Nicky Hutchinson “never dreamed” of becoming ‘The Boss’.
Tim Black, aged 44 this year, says he has been involved with the show all his life.
“I haven’t missed a show yet,” he told Rural News.
It is a real family association, with both his parents also involved. His father Bryce has just retired as its veteran horse-ring marshall, after 70 years with the show.
“We’re going to have wool as the focus of the show this year, which I’m really rapt about,” says Black.
“It’s a great product and if we can showcase it a bit more, if I can do anything for the industry, it’s all good.”
Being “lucky enough” to be the youngest show president, he says he would also like the show to focus on youth.
While conceding that the average age of the people involved in the show has risen over the years, Black has seen “a bit of a swing” towards young people being employed in agriculture.
“For young people who are involved with the A&P at the moment, it’s looking really promising for the future.”
For the third year running, the show will have a live wool auction supported by PGG Wrightson, Carrfields, and NZ Merino.
“A lot of people have never seen a wool auction. It’s sold in a different way,” says Black.
It is fast and exciting.
“You’re actually putting the hammer down after you’ve started the next lot.”
Black is also promising big things for a fashion event introduced to the show last year by North Canterbury’s coloured wool expert Bev Forrester. Black says they intend to “make a spectacle of it” this year with international and local designers represented.
Now running his own firm of Black & Associates, Black has worked in agriculture all his life: he went farming straight from school, then studied at Lincoln, then worked as a stock and station agent before his 15 years as a wool auctioneer.
He is passionate about wool, saying New Zealand is “still a nation of sheep” despite the drop in numbers.
Black says the Merino market is “really good” at the moment, even for second pieces and short wool, which go into the likes of hosiery or fine felting such as for pool tables.
The crossbred market, however, is “struggling.”
“It’s traditionally been carpet wool. Years ago, you were wealthy if you were able to lay a woollen carpet. Nowadays everyone has a carpet, but it’s not made of wool.”
Black notes that only one wool scourer is left in the South Island. Most wool is exported raw and unwashed to Europe or, more commonly now, China.
“This is New Zealand crossbred second shear,” he says, indicating a stack of bales at his Washdyke store. “This is the bulk of New Zealand wool and it’s going straight to China, not even getting scoured in New Zealand. It’s not a good thing; we should be looking after our own. But primarily we don’t have end uses for it. It’s not a valuable product.
“I’ve been in the industry 20 years and it really has been in decline in that time, especially the crossbred. But the Merino’s picked up; it’s going really well.”
Black is experimenting with alternative markets including pillow filling and wool insulation for houses, which he is selling under his own brand. The insulation wool comes back from the scour compressed into bales that are easily peeled apart for installation in slabs of whatever thickness is needed.
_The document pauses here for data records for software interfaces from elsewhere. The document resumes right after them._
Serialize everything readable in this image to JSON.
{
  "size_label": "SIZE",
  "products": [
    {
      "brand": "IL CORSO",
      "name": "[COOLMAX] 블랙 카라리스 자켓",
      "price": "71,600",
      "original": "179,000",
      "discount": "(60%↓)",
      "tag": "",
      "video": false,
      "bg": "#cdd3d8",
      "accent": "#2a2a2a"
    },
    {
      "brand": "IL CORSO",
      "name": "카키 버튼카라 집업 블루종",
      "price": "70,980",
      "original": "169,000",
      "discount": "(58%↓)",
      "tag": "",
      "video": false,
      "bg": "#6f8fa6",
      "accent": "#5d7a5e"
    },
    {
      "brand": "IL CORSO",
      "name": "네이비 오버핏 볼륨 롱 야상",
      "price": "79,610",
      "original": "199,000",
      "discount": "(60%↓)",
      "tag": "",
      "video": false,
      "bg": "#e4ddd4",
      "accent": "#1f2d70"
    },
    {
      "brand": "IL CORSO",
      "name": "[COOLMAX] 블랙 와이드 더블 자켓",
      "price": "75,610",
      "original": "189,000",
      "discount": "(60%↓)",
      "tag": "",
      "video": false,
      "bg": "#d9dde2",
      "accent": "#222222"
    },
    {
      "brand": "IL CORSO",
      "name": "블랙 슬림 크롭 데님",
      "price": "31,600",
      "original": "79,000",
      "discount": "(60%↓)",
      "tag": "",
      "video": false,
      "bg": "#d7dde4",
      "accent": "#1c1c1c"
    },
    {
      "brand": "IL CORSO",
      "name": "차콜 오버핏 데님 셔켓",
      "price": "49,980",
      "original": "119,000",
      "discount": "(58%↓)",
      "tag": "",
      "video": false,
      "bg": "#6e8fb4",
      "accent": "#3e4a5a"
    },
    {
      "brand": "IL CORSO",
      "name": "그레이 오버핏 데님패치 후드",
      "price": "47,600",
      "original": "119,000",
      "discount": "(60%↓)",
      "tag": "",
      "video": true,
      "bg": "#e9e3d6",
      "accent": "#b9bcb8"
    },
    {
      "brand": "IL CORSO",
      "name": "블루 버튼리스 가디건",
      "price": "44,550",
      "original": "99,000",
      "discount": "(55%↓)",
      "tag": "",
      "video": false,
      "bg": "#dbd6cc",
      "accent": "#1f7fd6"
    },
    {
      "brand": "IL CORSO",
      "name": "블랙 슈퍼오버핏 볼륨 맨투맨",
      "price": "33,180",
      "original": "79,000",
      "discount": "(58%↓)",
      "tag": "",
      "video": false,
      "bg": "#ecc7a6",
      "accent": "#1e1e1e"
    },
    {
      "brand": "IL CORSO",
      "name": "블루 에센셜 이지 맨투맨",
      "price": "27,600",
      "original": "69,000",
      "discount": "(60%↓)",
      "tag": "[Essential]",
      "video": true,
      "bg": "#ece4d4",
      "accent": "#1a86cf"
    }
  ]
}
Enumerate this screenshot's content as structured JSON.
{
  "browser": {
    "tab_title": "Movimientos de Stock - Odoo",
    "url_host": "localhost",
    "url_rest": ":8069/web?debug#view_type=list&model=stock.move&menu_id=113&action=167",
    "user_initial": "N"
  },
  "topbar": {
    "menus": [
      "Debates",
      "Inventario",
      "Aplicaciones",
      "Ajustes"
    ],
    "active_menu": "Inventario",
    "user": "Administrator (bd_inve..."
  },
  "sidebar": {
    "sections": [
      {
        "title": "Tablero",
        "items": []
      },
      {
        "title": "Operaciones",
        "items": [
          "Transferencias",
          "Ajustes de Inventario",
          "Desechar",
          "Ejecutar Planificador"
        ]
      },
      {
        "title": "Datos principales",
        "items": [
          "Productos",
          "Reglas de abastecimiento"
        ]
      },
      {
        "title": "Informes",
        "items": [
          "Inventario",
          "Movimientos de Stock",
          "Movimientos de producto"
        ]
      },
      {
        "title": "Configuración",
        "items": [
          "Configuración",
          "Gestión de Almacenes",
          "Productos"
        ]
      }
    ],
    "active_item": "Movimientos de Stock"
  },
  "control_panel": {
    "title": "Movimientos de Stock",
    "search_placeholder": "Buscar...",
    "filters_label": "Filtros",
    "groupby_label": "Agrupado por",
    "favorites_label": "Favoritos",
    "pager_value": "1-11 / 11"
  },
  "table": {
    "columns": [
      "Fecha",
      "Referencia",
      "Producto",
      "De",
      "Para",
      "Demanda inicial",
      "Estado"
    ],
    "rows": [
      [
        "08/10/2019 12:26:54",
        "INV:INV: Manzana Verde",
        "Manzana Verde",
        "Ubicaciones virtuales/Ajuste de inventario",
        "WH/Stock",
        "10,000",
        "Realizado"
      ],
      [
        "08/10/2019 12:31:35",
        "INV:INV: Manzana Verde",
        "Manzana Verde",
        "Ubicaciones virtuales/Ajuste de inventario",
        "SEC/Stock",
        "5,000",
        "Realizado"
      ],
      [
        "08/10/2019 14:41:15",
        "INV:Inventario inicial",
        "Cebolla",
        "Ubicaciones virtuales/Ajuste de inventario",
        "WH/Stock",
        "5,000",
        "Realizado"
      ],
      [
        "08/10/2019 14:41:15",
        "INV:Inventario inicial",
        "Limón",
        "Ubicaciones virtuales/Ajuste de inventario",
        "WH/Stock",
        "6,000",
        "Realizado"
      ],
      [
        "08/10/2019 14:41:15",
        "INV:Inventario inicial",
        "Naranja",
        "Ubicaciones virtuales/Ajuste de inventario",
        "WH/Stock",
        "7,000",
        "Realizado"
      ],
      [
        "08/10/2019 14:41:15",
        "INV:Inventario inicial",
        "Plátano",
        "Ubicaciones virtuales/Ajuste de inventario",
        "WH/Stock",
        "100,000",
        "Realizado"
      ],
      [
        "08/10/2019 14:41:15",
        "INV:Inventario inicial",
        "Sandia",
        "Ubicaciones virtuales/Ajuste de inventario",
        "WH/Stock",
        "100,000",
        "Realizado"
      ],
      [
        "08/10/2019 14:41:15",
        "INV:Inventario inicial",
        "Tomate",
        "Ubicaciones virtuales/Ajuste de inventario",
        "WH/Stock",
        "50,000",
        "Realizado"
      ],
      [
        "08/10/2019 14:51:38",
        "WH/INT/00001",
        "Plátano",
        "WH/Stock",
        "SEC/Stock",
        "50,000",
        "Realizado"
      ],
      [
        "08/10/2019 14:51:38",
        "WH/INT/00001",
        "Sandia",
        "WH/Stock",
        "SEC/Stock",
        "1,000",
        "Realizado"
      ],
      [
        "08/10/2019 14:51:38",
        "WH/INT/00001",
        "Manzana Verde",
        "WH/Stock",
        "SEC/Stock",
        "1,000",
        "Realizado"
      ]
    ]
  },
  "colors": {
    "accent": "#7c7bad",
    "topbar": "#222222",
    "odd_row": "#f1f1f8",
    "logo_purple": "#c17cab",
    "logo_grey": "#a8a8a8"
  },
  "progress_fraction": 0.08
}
Meanwhile, Black believes that one day “the tide will turn” and people will realise wool’s benefits.
Every time a jersey is washed it loses fine fibres, which doesn’t matter with biodegradable wool, but the world’s waterways are filling with plastic, he says.
Brands such as Icebreaker had done really well in selling Merino to the active-wear market.
“It’s a fantastic product. There’s nothing bad about it at all. Buy once, buy well; no-one ever regrets buying quality,” says Black.